Book Report: Slam the Big Door by John D. MacDonald (1960)

Book coverIt’s funny: I like John D. MacDonald a whole lot, and although I have a number of his paperbacks on the to-read shelves, I don’t delve into them too often–it’s been a year since I read End of the Tiger (on a different vacation, no less) and then A Tan and Sandy Silence and Two Other Great Mysteries. In preparation for my recent trip to Florida, I started this book and finished it on the plane en route to the keys of southwest Florida. Not the Florida Keys, mind you, but definitely some other cays ‘n’ bays.

At any rate, in this book, an ex-newspaperman whose wife just died from quick moving cancer visits an old Army war friend in Florida. The friend used to live in the city and was a big honcho for an advertising agency (akin to the fellow in “Hangover” in End of the Tiger, come to think of it), but he had a self-destructive urge to dissipation, which caused him to turn to drink and to a loose woman, costing his job and his marriage. After a bit of time finding himself, the friend became a builder in Florida and married into a piece of money which allowed him to try a larger development. However, a group of native businessmen want to usurp the development en media res, so they start applying different sorts of pressure to create money problems for the wartime friend. The appearance of the loose woman from New York and the trouble with the development lead the man back into a dissipation spiral.

Which the antagonist tries to stem with mixed results.

There’s not a lot of crime in the book; it’s more of a character study and a business/land development story, but it’s still told with MacDonald’s characteristic ease and comfort. The characters are believable, and the story has depth as the antagonist muses on growing old (at 40 something).

I don’t know when I’ll pick up another MacDonald book. They’re a fixed quantity, and when I’ve read them all, I shall be sad. Except there are so many, I can re-read them with some freshness. But my to-read stack does not allow much re-reading unless it’s accidental.

Toward the end of the book, someone recommends that the protagonist and a young lady visit Marco Island, which has a nice beach. I took that recommendation! What’s interesting about this allusion in this book is that the book was published in 1960, which is a couple years before the developers made Marco Island into what it is today (as we shall see later in the week or as you’ve already seen if you’re reading this blog backwards chronologically from sometime a week or so hence). So it’s written before the developers that MacDonald often lambasts had their turn at a destination he mentions.

At any rate, I recommend the book if you are old enough to understand books without cell phones and computers in them.

Good Book Hunting: Florida 2016

You might have noticed it was quiet around here for the last week or so, gentle reader.
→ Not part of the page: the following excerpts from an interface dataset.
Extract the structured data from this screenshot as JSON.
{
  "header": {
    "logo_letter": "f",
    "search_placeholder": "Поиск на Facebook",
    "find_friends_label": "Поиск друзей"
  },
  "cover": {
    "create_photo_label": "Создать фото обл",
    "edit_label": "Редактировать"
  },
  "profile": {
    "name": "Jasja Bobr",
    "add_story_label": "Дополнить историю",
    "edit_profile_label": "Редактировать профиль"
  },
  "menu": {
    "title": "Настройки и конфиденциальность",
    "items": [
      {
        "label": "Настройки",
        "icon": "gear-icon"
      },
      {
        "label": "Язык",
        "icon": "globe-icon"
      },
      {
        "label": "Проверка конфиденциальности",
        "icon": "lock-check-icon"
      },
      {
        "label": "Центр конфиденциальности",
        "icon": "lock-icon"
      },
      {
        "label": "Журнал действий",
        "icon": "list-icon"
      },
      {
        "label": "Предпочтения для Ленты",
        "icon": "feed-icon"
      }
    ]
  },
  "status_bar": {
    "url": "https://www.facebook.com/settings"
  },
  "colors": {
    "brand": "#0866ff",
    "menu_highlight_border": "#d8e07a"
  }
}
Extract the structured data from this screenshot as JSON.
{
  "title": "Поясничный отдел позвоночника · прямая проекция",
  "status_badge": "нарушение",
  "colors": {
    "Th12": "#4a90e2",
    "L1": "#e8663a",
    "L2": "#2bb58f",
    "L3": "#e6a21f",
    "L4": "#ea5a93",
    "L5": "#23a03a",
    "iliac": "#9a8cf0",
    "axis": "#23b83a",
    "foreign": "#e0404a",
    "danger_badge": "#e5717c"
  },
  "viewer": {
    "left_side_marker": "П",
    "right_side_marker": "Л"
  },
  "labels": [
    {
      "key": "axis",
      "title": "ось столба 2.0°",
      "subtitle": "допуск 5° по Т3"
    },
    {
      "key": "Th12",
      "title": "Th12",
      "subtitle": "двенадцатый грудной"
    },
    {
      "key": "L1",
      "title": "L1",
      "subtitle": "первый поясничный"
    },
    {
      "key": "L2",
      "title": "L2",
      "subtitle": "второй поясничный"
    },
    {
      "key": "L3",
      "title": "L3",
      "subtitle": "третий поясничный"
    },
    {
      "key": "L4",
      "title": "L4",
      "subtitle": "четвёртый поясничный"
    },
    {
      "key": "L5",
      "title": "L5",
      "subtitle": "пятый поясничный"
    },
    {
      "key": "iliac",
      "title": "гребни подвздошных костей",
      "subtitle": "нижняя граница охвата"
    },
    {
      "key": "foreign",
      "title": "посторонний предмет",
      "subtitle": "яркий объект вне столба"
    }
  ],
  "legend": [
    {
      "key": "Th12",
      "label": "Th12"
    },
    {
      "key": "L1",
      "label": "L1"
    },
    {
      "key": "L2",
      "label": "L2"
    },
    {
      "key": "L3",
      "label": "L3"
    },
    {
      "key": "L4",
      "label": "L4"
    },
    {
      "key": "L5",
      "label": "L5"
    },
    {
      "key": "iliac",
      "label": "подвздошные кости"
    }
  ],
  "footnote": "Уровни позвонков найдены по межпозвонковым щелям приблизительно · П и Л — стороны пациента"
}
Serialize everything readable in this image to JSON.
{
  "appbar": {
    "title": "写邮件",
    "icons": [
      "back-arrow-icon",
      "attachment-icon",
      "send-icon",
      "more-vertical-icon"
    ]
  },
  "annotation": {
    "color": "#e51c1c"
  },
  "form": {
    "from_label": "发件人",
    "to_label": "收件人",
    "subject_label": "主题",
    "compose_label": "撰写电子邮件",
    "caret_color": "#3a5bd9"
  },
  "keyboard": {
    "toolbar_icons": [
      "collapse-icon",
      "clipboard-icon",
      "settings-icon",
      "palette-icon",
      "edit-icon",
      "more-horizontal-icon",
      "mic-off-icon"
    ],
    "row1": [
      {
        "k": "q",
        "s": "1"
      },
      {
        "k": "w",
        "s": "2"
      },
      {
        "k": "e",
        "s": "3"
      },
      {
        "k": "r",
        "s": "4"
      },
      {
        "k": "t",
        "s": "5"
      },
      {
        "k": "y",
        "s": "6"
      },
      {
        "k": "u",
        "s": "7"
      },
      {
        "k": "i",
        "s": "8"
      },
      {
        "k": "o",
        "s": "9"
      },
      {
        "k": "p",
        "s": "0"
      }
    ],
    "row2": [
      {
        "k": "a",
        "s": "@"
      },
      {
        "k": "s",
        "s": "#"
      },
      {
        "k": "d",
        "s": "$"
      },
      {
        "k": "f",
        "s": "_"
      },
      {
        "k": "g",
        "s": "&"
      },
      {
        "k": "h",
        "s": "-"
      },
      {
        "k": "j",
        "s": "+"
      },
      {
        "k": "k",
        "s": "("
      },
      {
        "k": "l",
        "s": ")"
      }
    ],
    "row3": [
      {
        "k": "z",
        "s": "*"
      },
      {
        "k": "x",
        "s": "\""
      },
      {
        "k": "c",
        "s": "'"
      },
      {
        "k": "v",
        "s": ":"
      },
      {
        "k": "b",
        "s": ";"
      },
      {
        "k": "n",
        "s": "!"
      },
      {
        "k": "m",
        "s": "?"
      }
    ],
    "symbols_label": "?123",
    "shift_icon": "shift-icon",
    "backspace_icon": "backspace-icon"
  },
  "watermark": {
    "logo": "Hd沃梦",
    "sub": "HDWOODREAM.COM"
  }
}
If you live in Southwest Florida, you might have noticed it was a little louder. That’s because I took a trip down to Sanibel Island and Marco Island for some important sunburn time. Although we did only found one “used book store” (actually a stall in an antique mall in Naples), I managed to pick up some Florida-themed reading at Wickham’s Books South as well as some of the other retail bookstores in the area. Most of them, actually, came from the Barnes and Noble discount rack, where I thought if a book looked interesting, it would cost more to buy on the Internet later (where it would not be 75% off), so I bought it. The thinnest of pretexts.

Here’s what I got:

  • The Optimists’ Handbook/The Pessimists Handbook, a bit of humor.
  • Beggars, Cheats and Forgers, a compendium of Beggars and Cheats and Forgers, apparently.
  • Insane City by Dave Barry. I enjoyed Big Trouble at full price because I’d run though almost my whole stack of brought and bought books by the time we got to Barnes and Noble. Of course, when I found other discounted books to read, I kept this one. Because Dave Barry.
  • I Will Fight My Own Damn War, a self-published World War II memoir by a pilot.
  • A Brief History of Sanibel Island, a book about the history of the first place we stayed in Florida. I must learn the history of everywhere I go so I can tell my children about it, even if it’s a couple hours later.
  • The Last Paradise: The Building of Marco Island, a history of Marco Island, the other place we stayed on vacation.
  • The Sanibel Sunset Detective by Ron Base, the first book in a series of mysteries set on Sanibel Island.
  • The Sanibel-Cayman Disc by Thomas D. Cochrun, the second in a series of international thrillers tied to Sanibel Island. This Sanibel Island sounds kinda dangerous. It’s a good thing I didn’t get these books before I went.
  • Garage Sale Diamonds, a book somewhere in a series about garage sales and mysteries. It was discounted.
  • Taichi: The Story of a Chinese Master in America. I’m hoping it’s a touch above the Kung Fu tie-in paperbacks, but it’s self-published.

I spent more than I normally would, but that’s par for anything on vacation. Also, note I have already read three of these books, so you’ll get them in more detail presently. Or you already have if you’re reading multiple posts in reverse chronological order.